#### [Activity]
Copy out the data below. Keep every word as it is.

#### [Records]
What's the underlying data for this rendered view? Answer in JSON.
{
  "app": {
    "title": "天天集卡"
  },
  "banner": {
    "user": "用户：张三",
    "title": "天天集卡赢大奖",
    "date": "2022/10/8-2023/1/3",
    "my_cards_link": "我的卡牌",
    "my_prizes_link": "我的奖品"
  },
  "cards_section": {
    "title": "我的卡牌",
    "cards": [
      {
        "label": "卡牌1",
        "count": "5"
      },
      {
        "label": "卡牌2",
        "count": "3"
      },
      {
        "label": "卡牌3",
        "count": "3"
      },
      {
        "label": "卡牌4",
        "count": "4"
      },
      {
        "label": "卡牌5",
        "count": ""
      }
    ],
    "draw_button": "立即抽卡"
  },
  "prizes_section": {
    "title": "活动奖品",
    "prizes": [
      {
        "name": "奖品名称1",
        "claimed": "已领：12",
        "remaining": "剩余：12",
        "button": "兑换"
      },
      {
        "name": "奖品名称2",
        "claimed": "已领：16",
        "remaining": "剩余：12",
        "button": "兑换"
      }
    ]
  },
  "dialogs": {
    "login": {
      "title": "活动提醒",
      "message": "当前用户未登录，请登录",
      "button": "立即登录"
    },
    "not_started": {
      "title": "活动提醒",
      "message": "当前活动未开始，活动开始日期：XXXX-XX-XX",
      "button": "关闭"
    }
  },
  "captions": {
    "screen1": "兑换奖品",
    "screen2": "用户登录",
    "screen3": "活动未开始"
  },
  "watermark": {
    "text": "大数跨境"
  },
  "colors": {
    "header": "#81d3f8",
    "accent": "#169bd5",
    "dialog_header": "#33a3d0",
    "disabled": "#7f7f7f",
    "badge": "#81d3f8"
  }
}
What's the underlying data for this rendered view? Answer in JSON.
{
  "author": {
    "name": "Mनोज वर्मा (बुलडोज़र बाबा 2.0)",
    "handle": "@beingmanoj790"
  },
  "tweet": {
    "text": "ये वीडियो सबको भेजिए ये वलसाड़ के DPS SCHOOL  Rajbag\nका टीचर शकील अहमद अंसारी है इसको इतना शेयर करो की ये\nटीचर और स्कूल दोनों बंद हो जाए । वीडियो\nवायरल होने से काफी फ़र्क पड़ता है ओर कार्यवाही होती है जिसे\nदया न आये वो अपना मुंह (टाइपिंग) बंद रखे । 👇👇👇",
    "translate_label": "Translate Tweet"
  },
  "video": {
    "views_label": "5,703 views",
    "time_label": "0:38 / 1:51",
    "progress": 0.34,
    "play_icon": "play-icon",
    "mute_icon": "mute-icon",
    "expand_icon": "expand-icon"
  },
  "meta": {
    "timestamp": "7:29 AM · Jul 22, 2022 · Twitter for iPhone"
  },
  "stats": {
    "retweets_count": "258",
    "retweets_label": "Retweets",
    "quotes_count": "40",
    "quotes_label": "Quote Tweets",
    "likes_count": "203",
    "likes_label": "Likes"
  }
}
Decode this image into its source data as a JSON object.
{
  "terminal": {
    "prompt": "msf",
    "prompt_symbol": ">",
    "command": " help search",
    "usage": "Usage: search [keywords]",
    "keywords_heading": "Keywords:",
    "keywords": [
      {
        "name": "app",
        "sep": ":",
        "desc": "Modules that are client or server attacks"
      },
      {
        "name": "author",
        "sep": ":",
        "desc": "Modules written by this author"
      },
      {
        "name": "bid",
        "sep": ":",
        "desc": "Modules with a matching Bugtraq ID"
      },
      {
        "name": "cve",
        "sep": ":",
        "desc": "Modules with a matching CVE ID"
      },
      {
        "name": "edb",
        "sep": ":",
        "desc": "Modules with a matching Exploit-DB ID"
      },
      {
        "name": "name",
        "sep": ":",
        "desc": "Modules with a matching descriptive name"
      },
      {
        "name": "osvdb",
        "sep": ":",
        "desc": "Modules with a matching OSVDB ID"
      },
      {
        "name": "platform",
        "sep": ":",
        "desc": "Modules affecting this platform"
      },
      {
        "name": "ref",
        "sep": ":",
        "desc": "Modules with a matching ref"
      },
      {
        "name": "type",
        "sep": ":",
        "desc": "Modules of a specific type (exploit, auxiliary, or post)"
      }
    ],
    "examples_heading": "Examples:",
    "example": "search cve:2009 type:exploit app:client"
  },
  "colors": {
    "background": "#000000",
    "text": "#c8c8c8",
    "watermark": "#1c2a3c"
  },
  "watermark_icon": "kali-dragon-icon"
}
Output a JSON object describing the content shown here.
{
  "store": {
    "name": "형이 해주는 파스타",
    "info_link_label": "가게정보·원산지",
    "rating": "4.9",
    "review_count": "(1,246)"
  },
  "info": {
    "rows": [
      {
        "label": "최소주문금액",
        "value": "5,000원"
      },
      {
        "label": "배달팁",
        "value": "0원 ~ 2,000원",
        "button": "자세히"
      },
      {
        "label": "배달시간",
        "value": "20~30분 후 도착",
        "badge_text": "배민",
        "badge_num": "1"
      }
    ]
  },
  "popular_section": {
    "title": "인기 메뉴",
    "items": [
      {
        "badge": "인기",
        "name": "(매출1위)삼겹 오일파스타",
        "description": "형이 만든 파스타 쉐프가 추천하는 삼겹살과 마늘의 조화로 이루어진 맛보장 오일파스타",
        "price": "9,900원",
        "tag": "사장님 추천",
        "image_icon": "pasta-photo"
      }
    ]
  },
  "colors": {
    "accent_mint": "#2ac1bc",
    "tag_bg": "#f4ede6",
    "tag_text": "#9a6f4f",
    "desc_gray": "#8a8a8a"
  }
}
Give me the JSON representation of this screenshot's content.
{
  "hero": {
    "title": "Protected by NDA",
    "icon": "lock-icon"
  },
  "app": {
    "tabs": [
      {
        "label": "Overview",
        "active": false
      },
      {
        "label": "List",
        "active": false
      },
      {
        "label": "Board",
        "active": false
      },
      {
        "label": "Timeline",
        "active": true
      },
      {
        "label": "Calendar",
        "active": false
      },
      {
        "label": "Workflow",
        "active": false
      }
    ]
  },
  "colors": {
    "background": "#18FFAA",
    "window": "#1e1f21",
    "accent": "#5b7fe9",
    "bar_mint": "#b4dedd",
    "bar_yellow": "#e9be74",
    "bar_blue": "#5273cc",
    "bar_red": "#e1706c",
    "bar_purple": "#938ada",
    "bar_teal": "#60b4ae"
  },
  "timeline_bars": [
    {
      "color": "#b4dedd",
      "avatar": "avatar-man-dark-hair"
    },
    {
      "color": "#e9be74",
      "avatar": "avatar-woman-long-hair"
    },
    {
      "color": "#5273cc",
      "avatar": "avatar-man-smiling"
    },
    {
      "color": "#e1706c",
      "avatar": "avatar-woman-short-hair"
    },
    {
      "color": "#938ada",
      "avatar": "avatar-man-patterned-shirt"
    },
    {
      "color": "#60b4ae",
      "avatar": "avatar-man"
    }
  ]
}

#### [Expected answer]
What's the underlying data for this rendered view? Answer in JSON.
{
  "app": {
    "title": "天天集卡"
  },
  "banner": {
    "user": "用户：张三",
    "title": "天天集卡赢大奖",
    "date": "2022/10/8-2023/1/3",
    "my_cards_link": "我的卡牌",
    "my_prizes_link": "我的奖品"
  },
  "cards_section": {
    "title": "我的卡牌",
    "cards": [
      {
        "label": "卡牌1",
        "count": "5"
      },
      {
        "label": "卡牌2",
        "count": "3"
      },
      {
        "label": "卡牌3",
        "count": "3"
      },
      {
        "label": "卡牌4",
        "count": "4"
      },
      {
        "label": "卡牌5",
        "count": ""
      }
    ],
    "draw_button": "立即抽卡"
  },
  "prizes_section": {
    "title": "活动奖品",
    "prizes": [
      {
        "name": "奖品名称1",
        "claimed": "已领：12",
        "remaining": "剩余：12",
        "button": "兑换"
      },
      {
        "name": "奖品名称2",
        "claimed": "已领：16",
        "remaining": "剩余：12",
        "button": "兑换"
      }
    ]
  },
  "dialogs": {
    "login": {
      "title": "活动提醒",
      "message": "当前用户未登录，请登录",
      "button": "立即登录"
    },
    "not_started": {
      "title": "活动提醒",
      "message": "当前活动未开始，活动开始日期：XXXX-XX-XX",
      "button": "关闭"
    }
  },
  "captions": {
    "screen1": "兑换奖品",
    "screen2": "用户登录",
    "screen3": "活动未开始"
  },
  "watermark": {
    "text": "大数跨境"
  },
  "colors": {
    "header": "#81d3f8",
    "accent": "#169bd5",
    "dialog_header": "#33a3d0",
    "disabled": "#7f7f7f",
    "badge": "#81d3f8"
  }
}
What's the underlying data for this rendered view? Answer in JSON.
{
  "author": {
    "name": "Mनोज वर्मा (बुलडोज़र बाबा 2.0)",
    "handle": "@beingmanoj790"
  },
  "tweet": {
    "text": "ये वीडियो सबको भेजिए ये वलसाड़ के DPS SCHOOL  Rajbag\nका टीचर शकील अहमद अंसारी है इसको इतना शेयर करो की ये\nटीचर और स्कूल दोनों बंद हो जाए । वीडियो\nवायरल होने से काफी फ़र्क पड़ता है ओर कार्यवाही होती है जिसे\nदया न आये वो अपना मुंह (टाइपिंग) बंद रखे । 👇👇👇",
    "translate_label": "Translate Tweet"
  },
  "video": {
    "views_label": "5,703 views",
    "time_label": "0:38 / 1:51",
    "progress": 0.34,
    "play_icon": "play-icon",
    "mute_icon": "mute-icon",
    "expand_icon": "expand-icon"
  },
  "meta": {
    "timestamp": "7:29 AM · Jul 22, 2022 · Twitter for iPhone"
  },
  "stats": {
    "retweets_count": "258",
    "retweets_label": "Retweets",
    "quotes_count": "40",
    "quotes_label": "Quote Tweets",
    "likes_count": "203",
    "likes_label": "Likes"
  }
}
Decode this image into its source data as a JSON object.
{
  "terminal": {
    "prompt": "msf",
    "prompt_symbol": ">",
    "command": " help search",
    "usage": "Usage: search [keywords]",
    "keywords_heading": "Keywords:",
    "keywords": [
      {
        "name": "app",
        "sep": ":",
        "desc": "Modules that are client or server attacks"
      },
      {
        "name": "author",
        "sep": ":",
        "desc": "Modules written by this author"
      },
      {
        "name": "bid",
        "sep": ":",
        "desc": "Modules with a matching Bugtraq ID"
      },
      {
        "name": "cve",
        "sep": ":",
        "desc": "Modules with a matching CVE ID"
      },
      {
        "name": "edb",
        "sep": ":",
        "desc": "Modules with a matching Exploit-DB ID"
      },
      {
        "name": "name",
        "sep": ":",
        "desc": "Modules with a matching descriptive name"
      },
      {
        "name": "osvdb",
        "sep": ":",
        "desc": "Modules with a matching OSVDB ID"
      },
      {
        "name": "platform",
        "sep": ":",
        "desc": "Modules affecting this platform"
      },
      {
        "name": "ref",
        "sep": ":",
        "desc": "Modules with a matching ref"
      },
      {
        "name": "type",
        "sep": ":",
        "desc": "Modules of a specific type (exploit, auxiliary, or post)"
      }
    ],
    "examples_heading": "Examples:",
    "example": "search cve:2009 type:exploit app:client"
  },
  "colors": {
    "background": "#000000",
    "text": "#c8c8c8",
    "watermark": "#1c2a3c"
  },
  "watermark_icon": "kali-dragon-icon"
}
Output a JSON object describing the content shown here.
{
  "store": {
    "name": "형이 해주는 파스타",
    "info_link_label": "가게정보·원산지",
    "rating": "4.9",
    "review_count": "(1,246)"
  },
  "info": {
    "rows": [
      {
        "label": "최소주문금액",
        "value": "5,000원"
      },
      {
        "label": "배달팁",
        "value": "0원 ~ 2,000원",
        "button": "자세히"
      },
      {
        "label": "배달시간",
        "value": "20~30분 후 도착",
        "badge_text": "배민",
        "badge_num": "1"
      }
    ]
  },
  "popular_section": {
    "title": "인기 메뉴",
    "items": [
      {
        "badge": "인기",
        "name": "(매출1위)삼겹 오일파스타",
        "description": "형이 만든 파스타 쉐프가 추천하는 삼겹살과 마늘의 조화로 이루어진 맛보장 오일파스타",
        "price": "9,900원",
        "tag": "사장님 추천",
        "image_icon": "pasta-photo"
      }
    ]
  },
  "colors": {
    "accent_mint": "#2ac1bc",
    "tag_bg": "#f4ede6",
    "tag_text": "#9a6f4f",
    "desc_gray": "#8a8a8a"
  }
}
Give me the JSON representation of this screenshot's content.
{
  "hero": {
    "title": "Protected by NDA",
    "icon": "lock-icon"
  },
  "app": {
    "tabs": [
      {
        "label": "Overview",
        "active": false
      },
      {
        "label": "List",
        "active": false
      },
      {
        "label": "Board",
        "active": false
      },
      {
        "label": "Timeline",
        "active": true
      },
      {
        "label": "Calendar",
        "active": false
      },
      {
        "label": "Workflow",
        "active": false
      }
    ]
  },
  "colors": {
    "background": "#18FFAA",
    "window": "#1e1f21",
    "accent": "#5b7fe9",
    "bar_mint": "#b4dedd",
    "bar_yellow": "#e9be74",
    "bar_blue": "#5273cc",
    "bar_red": "#e1706c",
    "bar_purple": "#938ada",
    "bar_teal": "#60b4ae"
  },
  "timeline_bars": [
    {
      "color": "#b4dedd",
      "avatar": "avatar-man-dark-hair"
    },
    {
      "color": "#e9be74",
      "avatar": "avatar-woman-long-hair"
    },
    {
      "color": "#5273cc",
      "avatar": "avatar-man-smiling"
    },
    {
      "color": "#e1706c",
      "avatar": "avatar-woman-short-hair"
    },
    {
      "color": "#938ada",
      "avatar": "avatar-man-patterned-shirt"
    },
    {
      "color": "#60b4ae",
      "avatar": "avatar-man"
    }
  ]
}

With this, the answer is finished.